### Problem to work on
Locate each line below that includes "count" and reproduce it.

[Records contained in a dataset]
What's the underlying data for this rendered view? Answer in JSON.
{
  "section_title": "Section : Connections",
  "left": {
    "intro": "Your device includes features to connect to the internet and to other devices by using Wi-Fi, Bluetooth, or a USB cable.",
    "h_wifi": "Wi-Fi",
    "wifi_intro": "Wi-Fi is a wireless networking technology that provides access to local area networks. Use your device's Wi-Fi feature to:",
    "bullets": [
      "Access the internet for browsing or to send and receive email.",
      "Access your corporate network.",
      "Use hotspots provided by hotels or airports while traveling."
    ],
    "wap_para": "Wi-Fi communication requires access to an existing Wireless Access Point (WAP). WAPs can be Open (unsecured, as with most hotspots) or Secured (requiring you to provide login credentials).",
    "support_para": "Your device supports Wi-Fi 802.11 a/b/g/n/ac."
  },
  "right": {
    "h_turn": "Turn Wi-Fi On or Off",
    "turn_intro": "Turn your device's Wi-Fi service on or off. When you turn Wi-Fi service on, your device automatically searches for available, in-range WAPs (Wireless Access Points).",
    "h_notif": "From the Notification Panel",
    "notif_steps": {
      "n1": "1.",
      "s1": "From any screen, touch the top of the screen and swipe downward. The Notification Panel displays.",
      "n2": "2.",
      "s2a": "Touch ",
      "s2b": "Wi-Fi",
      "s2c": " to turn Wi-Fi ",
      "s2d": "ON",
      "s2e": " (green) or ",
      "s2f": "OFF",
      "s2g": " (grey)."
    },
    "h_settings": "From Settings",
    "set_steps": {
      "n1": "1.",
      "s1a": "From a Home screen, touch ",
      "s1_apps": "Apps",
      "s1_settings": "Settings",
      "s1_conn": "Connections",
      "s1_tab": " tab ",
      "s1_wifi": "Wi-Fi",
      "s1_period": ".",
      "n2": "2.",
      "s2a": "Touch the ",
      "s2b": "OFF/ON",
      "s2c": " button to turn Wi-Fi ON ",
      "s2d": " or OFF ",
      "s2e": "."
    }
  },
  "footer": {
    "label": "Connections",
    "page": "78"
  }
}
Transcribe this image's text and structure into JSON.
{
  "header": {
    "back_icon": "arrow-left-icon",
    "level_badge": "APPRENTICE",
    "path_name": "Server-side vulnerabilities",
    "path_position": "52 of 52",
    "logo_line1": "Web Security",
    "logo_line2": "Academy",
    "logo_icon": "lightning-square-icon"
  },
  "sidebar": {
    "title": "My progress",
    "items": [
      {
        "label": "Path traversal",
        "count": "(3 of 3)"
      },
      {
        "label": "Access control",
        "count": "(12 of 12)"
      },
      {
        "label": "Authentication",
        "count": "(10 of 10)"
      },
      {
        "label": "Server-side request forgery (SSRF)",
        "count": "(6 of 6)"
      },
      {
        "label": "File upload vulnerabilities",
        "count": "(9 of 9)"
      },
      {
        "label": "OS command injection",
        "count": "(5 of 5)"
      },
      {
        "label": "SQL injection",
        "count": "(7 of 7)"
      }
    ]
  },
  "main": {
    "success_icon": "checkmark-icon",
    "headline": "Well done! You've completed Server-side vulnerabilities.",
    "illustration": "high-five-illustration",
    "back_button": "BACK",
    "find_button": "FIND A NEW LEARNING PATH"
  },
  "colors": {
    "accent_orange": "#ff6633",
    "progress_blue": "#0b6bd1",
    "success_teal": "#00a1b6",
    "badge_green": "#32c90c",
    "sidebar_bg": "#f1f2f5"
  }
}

### Solved exercise
        "count": "(3 of 3)"
        "count": "(12 of 12)"
        "count": "(10 of 10)"
        "count": "(6 of 6)"
        "count": "(9 of 9)"
        "count": "(5 of 5)"
        "count": "(7 of 7)"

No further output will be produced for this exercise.